### Try it
Where a line of the records contains the word "description", show that line.

▼▼▼

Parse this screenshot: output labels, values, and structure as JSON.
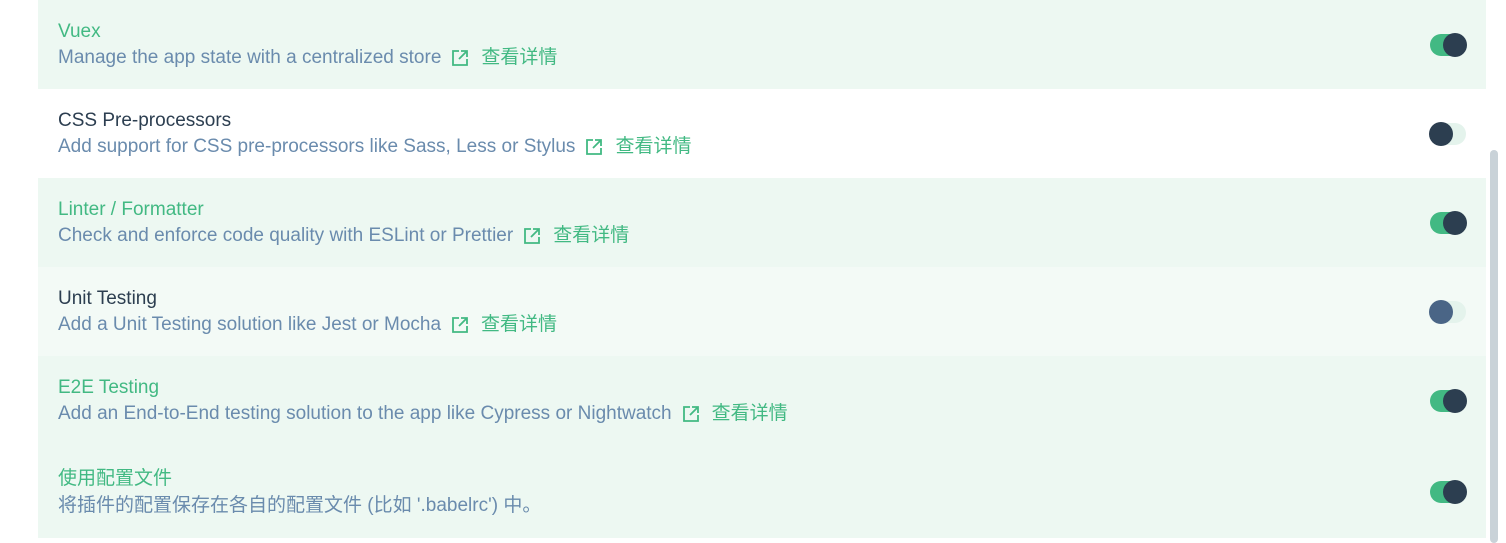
{
  "more_label": "查看详情",
  "colors": {
    "accent": "#42b983",
    "text_dark": "#2c3e50",
    "desc": "#6a8bad",
    "selected_bg": "#edf8f2"
  },
  "features": [
    {
      "title": "Vuex",
      "description": "Manage the app state with a centralized store",
      "enabled": true,
      "has_link": true
    },
    {
      "title": "CSS Pre-processors",
      "description": "Add support for CSS pre-processors like Sass, Less or Stylus",
      "enabled": false,
      "has_link": true
    },
    {
      "title": "Linter / Formatter",
      "description": "Check and enforce code quality with ESLint or Prettier",
      "enabled": true,
      "has_link": true
    },
    {
      "title": "Unit Testing",
      "description": "Add a Unit Testing solution like Jest or Mocha",
      "enabled": false,
      "has_link": true
    },
    {
      "title": "E2E Testing",
      "description": "Add an End-to-End testing solution to the app like Cypress or Nightwatch",
      "enabled": true,
      "has_link": true
    },
    {
      "title": "使用配置文件",
      "description": "将插件的配置保存在各自的配置文件 (比如 '.babelrc') 中。",
      "enabled": true,
      "has_link": false
    }
  ]
}
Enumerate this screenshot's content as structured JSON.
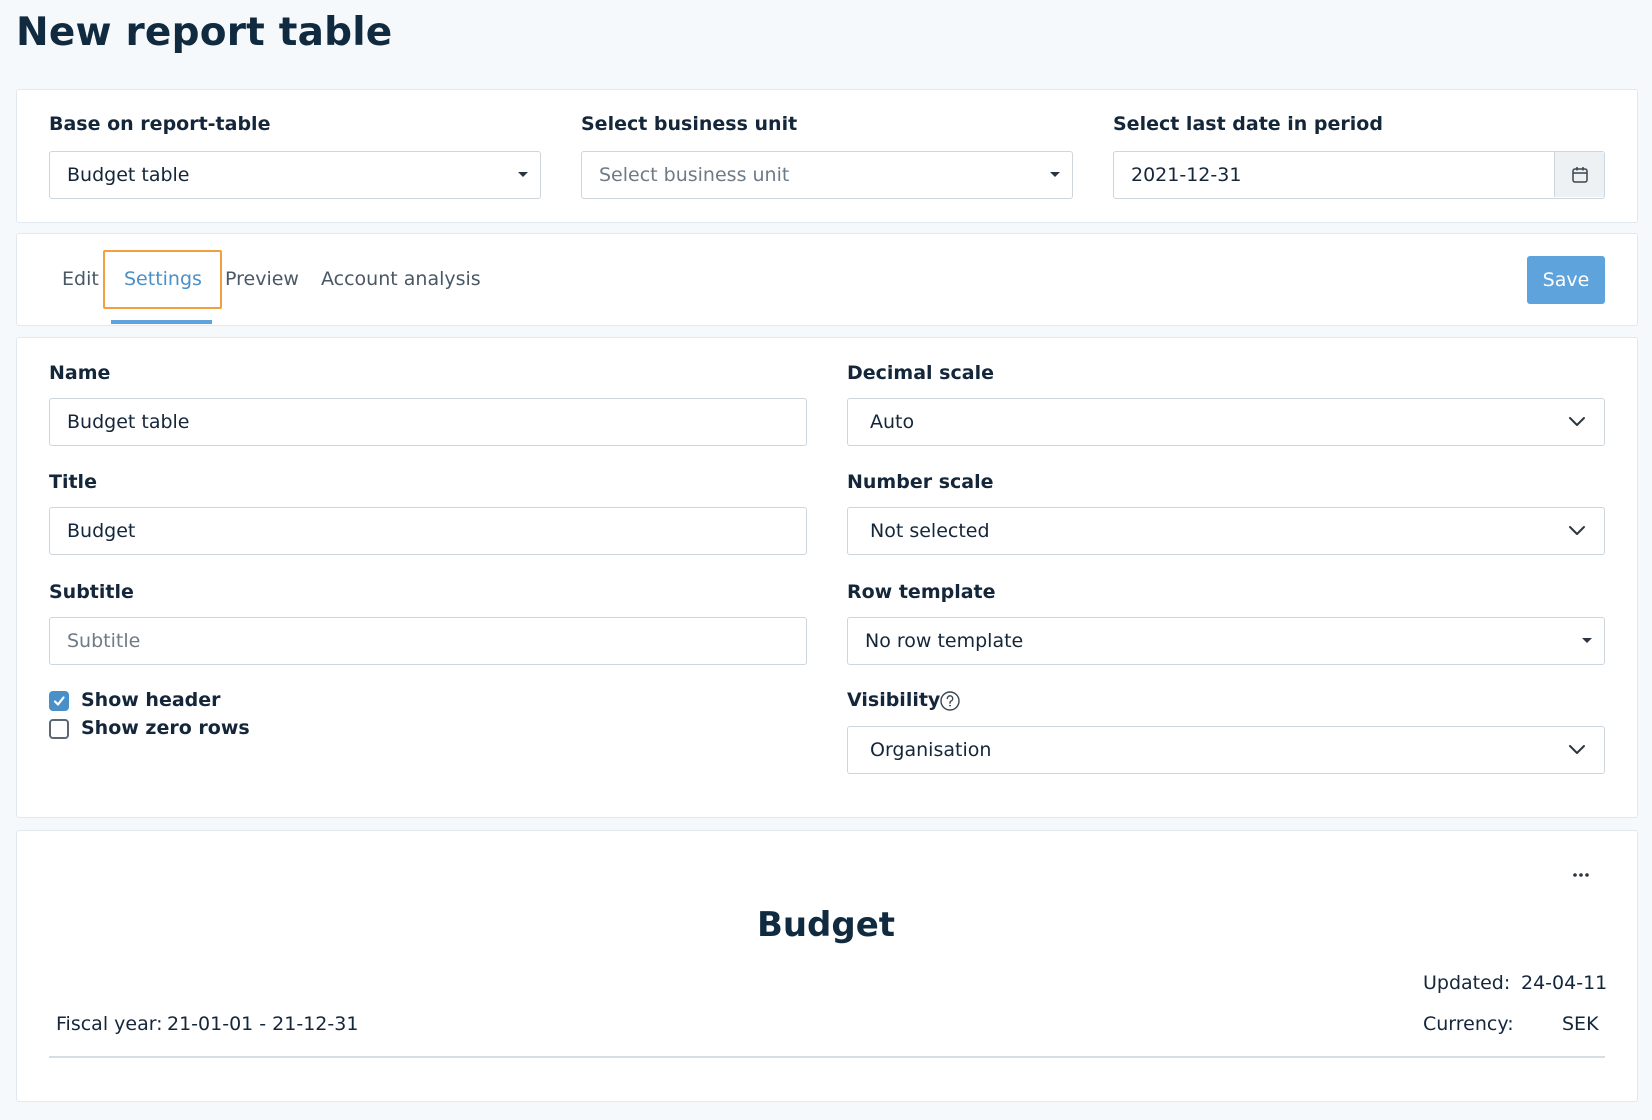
{
  "page": {
    "title": "New report table"
  },
  "filters": {
    "base_label": "Base on report-table",
    "base_value": "Budget table",
    "bu_label": "Select business unit",
    "bu_placeholder": "Select business unit",
    "date_label": "Select last date in period",
    "date_value": "2021-12-31"
  },
  "tabs": [
    {
      "label": "Edit"
    },
    {
      "label": "Settings",
      "active": true
    },
    {
      "label": "Preview"
    },
    {
      "label": "Account analysis"
    }
  ],
  "toolbar": {
    "save_label": "Save"
  },
  "settings": {
    "name_label": "Name",
    "name_value": "Budget table",
    "title_label": "Title",
    "title_value": "Budget",
    "subtitle_label": "Subtitle",
    "subtitle_placeholder": "Subtitle",
    "show_header_label": "Show header",
    "show_header_checked": true,
    "show_zero_rows_label": "Show zero rows",
    "show_zero_rows_checked": false,
    "decimal_scale_label": "Decimal scale",
    "decimal_scale_value": "Auto",
    "number_scale_label": "Number scale",
    "number_scale_value": "Not selected",
    "row_template_label": "Row template",
    "row_template_value": "No row template",
    "visibility_label": "Visibility",
    "visibility_value": "Organisation"
  },
  "preview": {
    "more_label": "···",
    "title": "Budget",
    "updated_label": "Updated:",
    "updated_value": "24-04-11",
    "fiscal_label": "Fiscal year:",
    "fiscal_value": "21-01-01 - 21-12-31",
    "currency_label": "Currency:",
    "currency_value": "SEK"
  },
  "colors": {
    "accent": "#4a90c8",
    "save_bg": "#5ea3db",
    "highlight": "#f0a040"
  },
  "icons": {
    "calendar": "calendar-icon",
    "help": "help-circle-icon",
    "check": "check-icon",
    "more": "more-icon"
  }
}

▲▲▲

### Output
      "description": "Manage the app state with a centralized store",
      "description": "Add support for CSS pre-processors like Sass, Less or Stylus",
      "description": "Check and enforce code quality with ESLint or Prettier",
      "description": "Add a Unit Testing solution like Jest or Mocha",
      "description": "Add an End-to-End testing solution to the app like Cypress or Nightwatch",
      "description": "将插件的配置保存在各自的配置文件 (比如 '.babelrc') 中。",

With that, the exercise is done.